→ Task directions
Which lines of the entries contain the string "border"? Copy each of them.

*** Data to process ***

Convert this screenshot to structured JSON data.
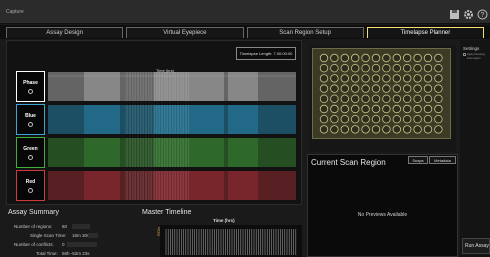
{
  "window": {
    "title": "Capture",
    "icons": [
      "save-icon",
      "gear-icon",
      "help-icon"
    ]
  },
  "tabs": [
    {
      "label": "Assay Design",
      "active": false
    },
    {
      "label": "Virtual Eyepiece",
      "active": false
    },
    {
      "label": "Scan Region Setup",
      "active": false
    },
    {
      "label": "Timelapse Planner",
      "active": true
    }
  ],
  "timelapse": {
    "length_label": "Timelapse Length: 7.00:00:00",
    "axis_label": "Time (hrs)",
    "channels": [
      {
        "label": "Phase",
        "color": "#c9c9c9",
        "border": "#ffffff"
      },
      {
        "label": "Blue",
        "color": "#2a9bc8",
        "border": "#3ea4d8"
      },
      {
        "label": "Green",
        "color": "#3f9a3a",
        "border": "#3fae3a"
      },
      {
        "label": "Red",
        "color": "#b2343c",
        "border": "#d03a3a"
      }
    ]
  },
  "scan_region": {
    "title": "Current Scan Region",
    "snaps_label": "Snaps",
    "metadata_label": "Metadata",
    "empty_text": "No Previews Available"
  },
  "settings": {
    "title": "Settings",
    "line1": "Apply Focusing",
    "line2": "scan region"
  },
  "run_button": "Run Assay",
  "assay_summary": {
    "title": "Assay Summary",
    "regions_label": "Number of regions:",
    "regions_value": "60",
    "single_scan_label": "Single Scan Time:",
    "single_scan_value": "16m 30s",
    "conflicts_label": "Number of conflicts:",
    "conflicts_value": "0",
    "total_label": "Total Time:",
    "total_value": "56h -52m 23s"
  },
  "master_timeline": {
    "title": "Master Timeline",
    "time_label": "Time (hrs)",
    "side_label": "ROIs"
  }
}
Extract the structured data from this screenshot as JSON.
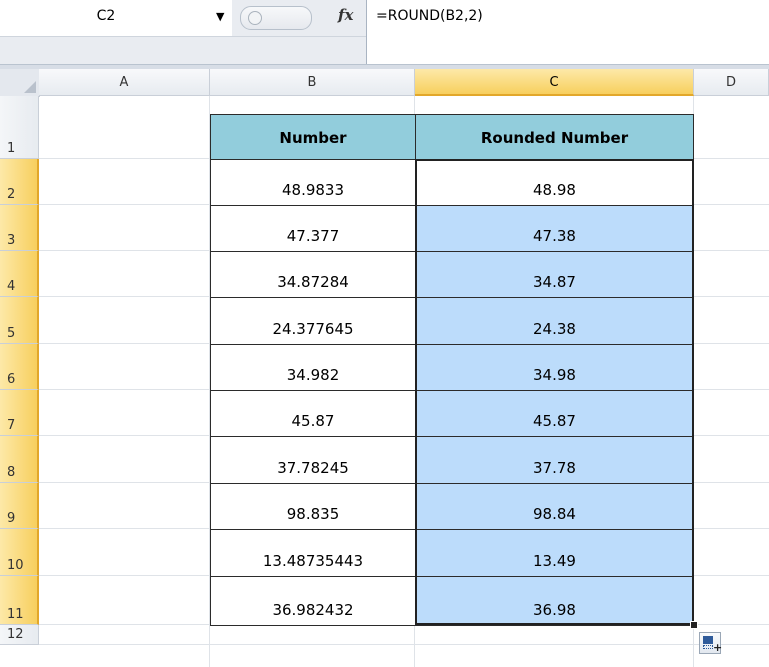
{
  "formula_bar": {
    "name_box": "C2",
    "fx_icon": "fx-icon",
    "formula": "=ROUND(B2,2)"
  },
  "columns": [
    "A",
    "B",
    "C",
    "D"
  ],
  "rows": [
    "1",
    "2",
    "3",
    "4",
    "5",
    "6",
    "7",
    "8",
    "9",
    "10",
    "11",
    "12"
  ],
  "table": {
    "headers": [
      "Number",
      "Rounded Number"
    ],
    "numbers": [
      "48.9833",
      "47.377",
      "34.87284",
      "24.377645",
      "34.982",
      "45.87",
      "37.78245",
      "98.835",
      "13.48735443",
      "36.982432"
    ],
    "rounded": [
      "48.98",
      "47.38",
      "34.87",
      "24.38",
      "34.98",
      "45.87",
      "37.78",
      "98.84",
      "13.49",
      "36.98"
    ]
  },
  "selection": {
    "column": "C",
    "rows": "2-11",
    "active_cell": "C2"
  },
  "colors": {
    "header_fill": "#92cddc",
    "selection_fill": "#bcdcfb",
    "selected_header": "#f7cf5e"
  }
}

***

→ Task output
        "border": "#ffffff"
        "border": "#3ea4d8"
        "border": "#3fae3a"
        "border": "#d03a3a"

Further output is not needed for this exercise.